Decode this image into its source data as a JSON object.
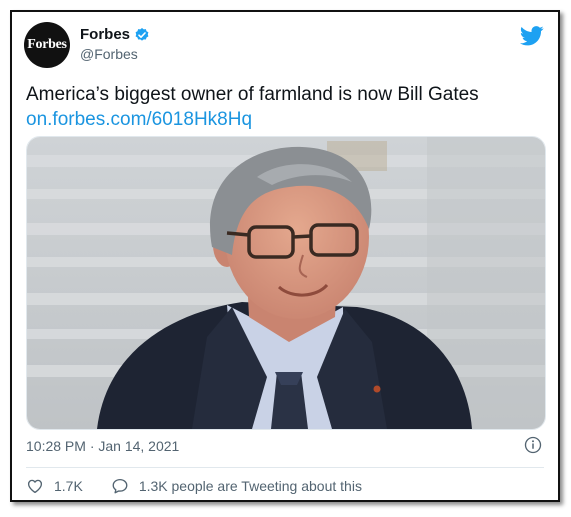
{
  "account": {
    "avatar_text": "Forbes",
    "name": "Forbes",
    "handle": "@Forbes"
  },
  "tweet": {
    "text": "America’s biggest owner of farmland is now Bill Gates",
    "link": "on.forbes.com/6018Hk8Hq",
    "timestamp": "10:28 PM · Jan 14, 2021"
  },
  "actions": {
    "likes": "1.7K",
    "conversation": "1.3K people are Tweeting about this"
  },
  "icons": {
    "verified": "verified-badge-icon",
    "bird": "twitter-bird-icon",
    "info": "info-icon",
    "like": "heart-icon",
    "reply": "speech-bubble-icon"
  },
  "colors": {
    "link": "#1b95e0",
    "verified": "#1da1f2",
    "secondary_text": "#536471"
  }
}
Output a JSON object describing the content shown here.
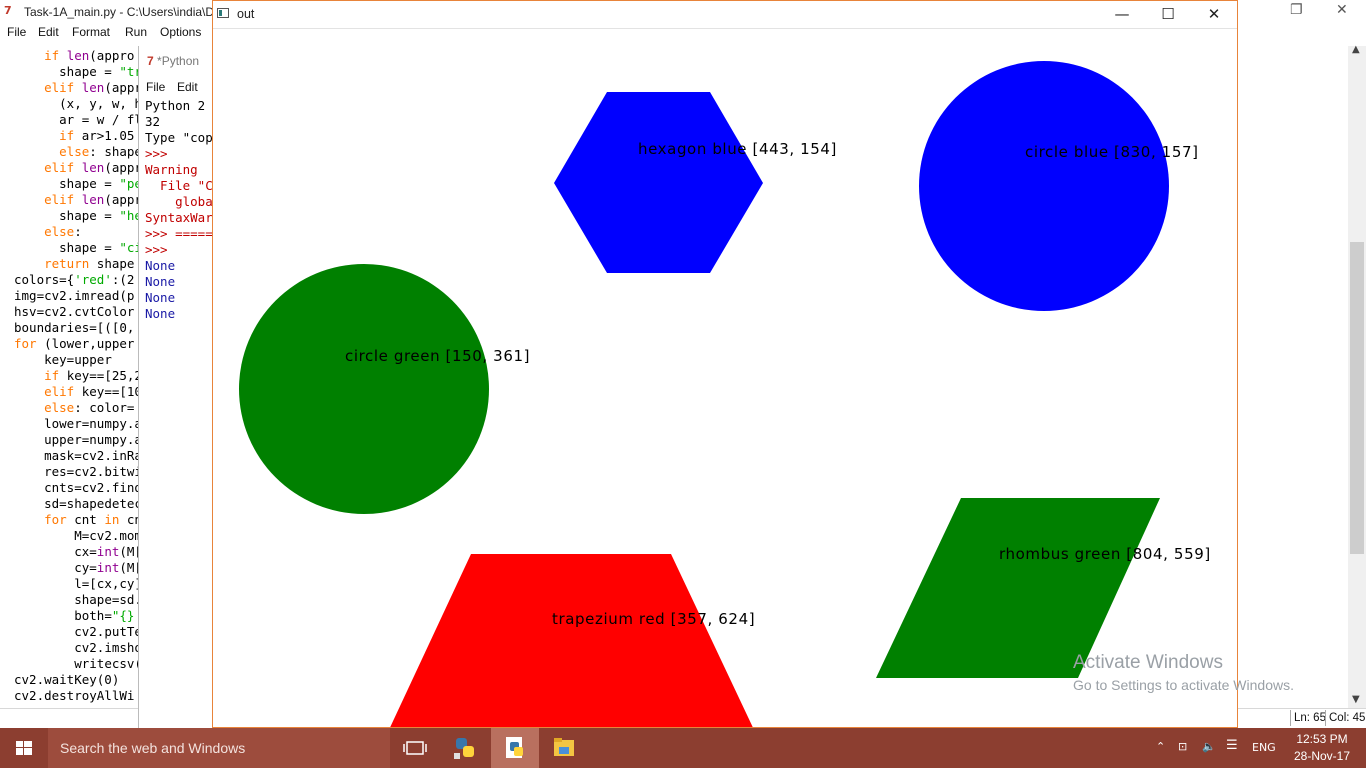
{
  "editor": {
    "title": "Task-1A_main.py - C:\\Users\\india\\D",
    "menu": [
      "File",
      "Edit",
      "Format",
      "Run",
      "Options"
    ],
    "code_lines": [
      {
        "indent": "    ",
        "parts": [
          [
            "kw",
            "if "
          ],
          [
            "bi",
            "len"
          ],
          [
            "",
            "(appro"
          ]
        ]
      },
      {
        "indent": "      ",
        "parts": [
          [
            "",
            "shape = "
          ],
          [
            "st",
            "\"tr"
          ]
        ]
      },
      {
        "indent": "    ",
        "parts": [
          [
            "kw",
            "elif "
          ],
          [
            "bi",
            "len"
          ],
          [
            "",
            "(appr"
          ]
        ]
      },
      {
        "indent": "      ",
        "parts": [
          [
            "",
            "(x, y, w, h"
          ]
        ]
      },
      {
        "indent": "      ",
        "parts": [
          [
            "",
            "ar = w / fl"
          ]
        ]
      },
      {
        "indent": "      ",
        "parts": [
          [
            "kw",
            "if "
          ],
          [
            "",
            "ar>1.05"
          ]
        ]
      },
      {
        "indent": "      ",
        "parts": [
          [
            "kw",
            "else"
          ],
          [
            "",
            ": shape"
          ]
        ]
      },
      {
        "indent": "    ",
        "parts": [
          [
            "kw",
            "elif "
          ],
          [
            "bi",
            "len"
          ],
          [
            "",
            "(appr"
          ]
        ]
      },
      {
        "indent": "      ",
        "parts": [
          [
            "",
            "shape = "
          ],
          [
            "st",
            "\"pe"
          ]
        ]
      },
      {
        "indent": "    ",
        "parts": [
          [
            "kw",
            "elif "
          ],
          [
            "bi",
            "len"
          ],
          [
            "",
            "(appr"
          ]
        ]
      },
      {
        "indent": "      ",
        "parts": [
          [
            "",
            "shape = "
          ],
          [
            "st",
            "\"he"
          ]
        ]
      },
      {
        "indent": "    ",
        "parts": [
          [
            "kw",
            "else"
          ],
          [
            "",
            ":"
          ]
        ]
      },
      {
        "indent": "      ",
        "parts": [
          [
            "",
            "shape = "
          ],
          [
            "st",
            "\"ci"
          ]
        ]
      },
      {
        "indent": "    ",
        "parts": [
          [
            "kw",
            "return "
          ],
          [
            "",
            "shape"
          ]
        ]
      },
      {
        "indent": "",
        "parts": [
          [
            "",
            "colors={"
          ],
          [
            "st",
            "'red'"
          ],
          [
            "",
            ":(2"
          ]
        ]
      },
      {
        "indent": "",
        "parts": [
          [
            "",
            "img=cv2.imread(p"
          ]
        ]
      },
      {
        "indent": "",
        "parts": [
          [
            "",
            "hsv=cv2.cvtColor"
          ]
        ]
      },
      {
        "indent": "",
        "parts": [
          [
            "",
            "boundaries=[([0,"
          ]
        ]
      },
      {
        "indent": "",
        "parts": [
          [
            "kw",
            "for "
          ],
          [
            "",
            "(lower,upper"
          ]
        ]
      },
      {
        "indent": "    ",
        "parts": [
          [
            "",
            "key=upper"
          ]
        ]
      },
      {
        "indent": "    ",
        "parts": [
          [
            "kw",
            "if "
          ],
          [
            "",
            "key==[25,2"
          ]
        ]
      },
      {
        "indent": "    ",
        "parts": [
          [
            "kw",
            "elif "
          ],
          [
            "",
            "key==[10"
          ]
        ]
      },
      {
        "indent": "    ",
        "parts": [
          [
            "kw",
            "else"
          ],
          [
            "",
            ": color="
          ]
        ]
      },
      {
        "indent": "    ",
        "parts": [
          [
            "",
            "lower=numpy.a"
          ]
        ]
      },
      {
        "indent": "    ",
        "parts": [
          [
            "",
            "upper=numpy.a"
          ]
        ]
      },
      {
        "indent": "    ",
        "parts": [
          [
            "",
            "mask=cv2.inRa"
          ]
        ]
      },
      {
        "indent": "    ",
        "parts": [
          [
            "",
            "res=cv2.bitwi"
          ]
        ]
      },
      {
        "indent": "    ",
        "parts": [
          [
            "",
            "cnts=cv2.find"
          ]
        ]
      },
      {
        "indent": "    ",
        "parts": [
          [
            "",
            "sd=shapedetec"
          ]
        ]
      },
      {
        "indent": "    ",
        "parts": [
          [
            "kw",
            "for "
          ],
          [
            "",
            "cnt "
          ],
          [
            "kw",
            "in "
          ],
          [
            "",
            "cn"
          ]
        ]
      },
      {
        "indent": "        ",
        "parts": [
          [
            "",
            "M=cv2.mome"
          ]
        ]
      },
      {
        "indent": "        ",
        "parts": [
          [
            "",
            "cx="
          ],
          [
            "bi",
            "int"
          ],
          [
            "",
            "(M['"
          ]
        ]
      },
      {
        "indent": "        ",
        "parts": [
          [
            "",
            "cy="
          ],
          [
            "bi",
            "int"
          ],
          [
            "",
            "(M['"
          ]
        ]
      },
      {
        "indent": "        ",
        "parts": [
          [
            "",
            "l=[cx,cy]"
          ]
        ]
      },
      {
        "indent": "        ",
        "parts": [
          [
            "",
            "shape=sd.d"
          ]
        ]
      },
      {
        "indent": "        ",
        "parts": [
          [
            "",
            "both="
          ],
          [
            "st",
            "\"{} {"
          ]
        ]
      },
      {
        "indent": "        ",
        "parts": [
          [
            "",
            "cv2.putTex"
          ]
        ]
      },
      {
        "indent": "        ",
        "parts": [
          [
            "",
            "cv2.imshow"
          ]
        ]
      },
      {
        "indent": "        ",
        "parts": [
          [
            "",
            "writecsv(c"
          ]
        ]
      },
      {
        "indent": "",
        "parts": [
          [
            "",
            "cv2.waitKey(0)"
          ]
        ]
      },
      {
        "indent": "",
        "parts": [
          [
            "",
            "cv2.destroyAllWi"
          ]
        ]
      }
    ],
    "status_ln": "Ln: 65",
    "status_col": "Col: 45"
  },
  "shell": {
    "title": "*Python",
    "menu": [
      "File",
      "Edit"
    ],
    "lines": [
      {
        "text": "Python 2",
        "color": "#000000"
      },
      {
        "text": "32",
        "color": "#000000"
      },
      {
        "text": "Type \"cop",
        "color": "#000000"
      },
      {
        "text": ">>>",
        "color": "#c00000"
      },
      {
        "text": "Warning",
        "color": "#c00000"
      },
      {
        "text": "  File \"C",
        "color": "#c00000"
      },
      {
        "text": "    globa",
        "color": "#c00000"
      },
      {
        "text": "SyntaxWar",
        "color": "#c00000"
      },
      {
        "text": ">>> =====",
        "color": "#c00000"
      },
      {
        "text": ">>>",
        "color": "#c00000"
      },
      {
        "text": "None",
        "color": "#1a1aa6"
      },
      {
        "text": "None",
        "color": "#1a1aa6"
      },
      {
        "text": "None",
        "color": "#1a1aa6"
      },
      {
        "text": "None",
        "color": "#1a1aa6"
      }
    ]
  },
  "out_window": {
    "title": "out",
    "minimize": "—",
    "maximize": "☐",
    "close": "✕",
    "shapes": [
      {
        "name": "hexagon",
        "color": "#0000ff",
        "label": "hexagon blue [443, 154]"
      },
      {
        "name": "circle",
        "color": "#0000ff",
        "label": "circle blue [830, 157]"
      },
      {
        "name": "circle",
        "color": "#008000",
        "label": "circle green [150, 361]"
      },
      {
        "name": "rhombus",
        "color": "#008000",
        "label": "rhombus green [804, 559]"
      },
      {
        "name": "trapezium",
        "color": "#ff0000",
        "label": "trapezium red [357, 624]"
      }
    ]
  },
  "watermark": {
    "line1": "Activate Windows",
    "line2": "Go to Settings to activate Windows."
  },
  "taskbar": {
    "search_placeholder": "Search the web and Windows",
    "language": "ENG",
    "time": "12:53 PM",
    "date": "28-Nov-17",
    "accent": "#8c3e30"
  }
}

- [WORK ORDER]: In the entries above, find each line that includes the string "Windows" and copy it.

- [ANSWER FOR THE TASK]:
    "line1": "Activate Windows",
    "line2": "Go to Settings to activate Windows."
    "search_placeholder": "Search the web and Windows",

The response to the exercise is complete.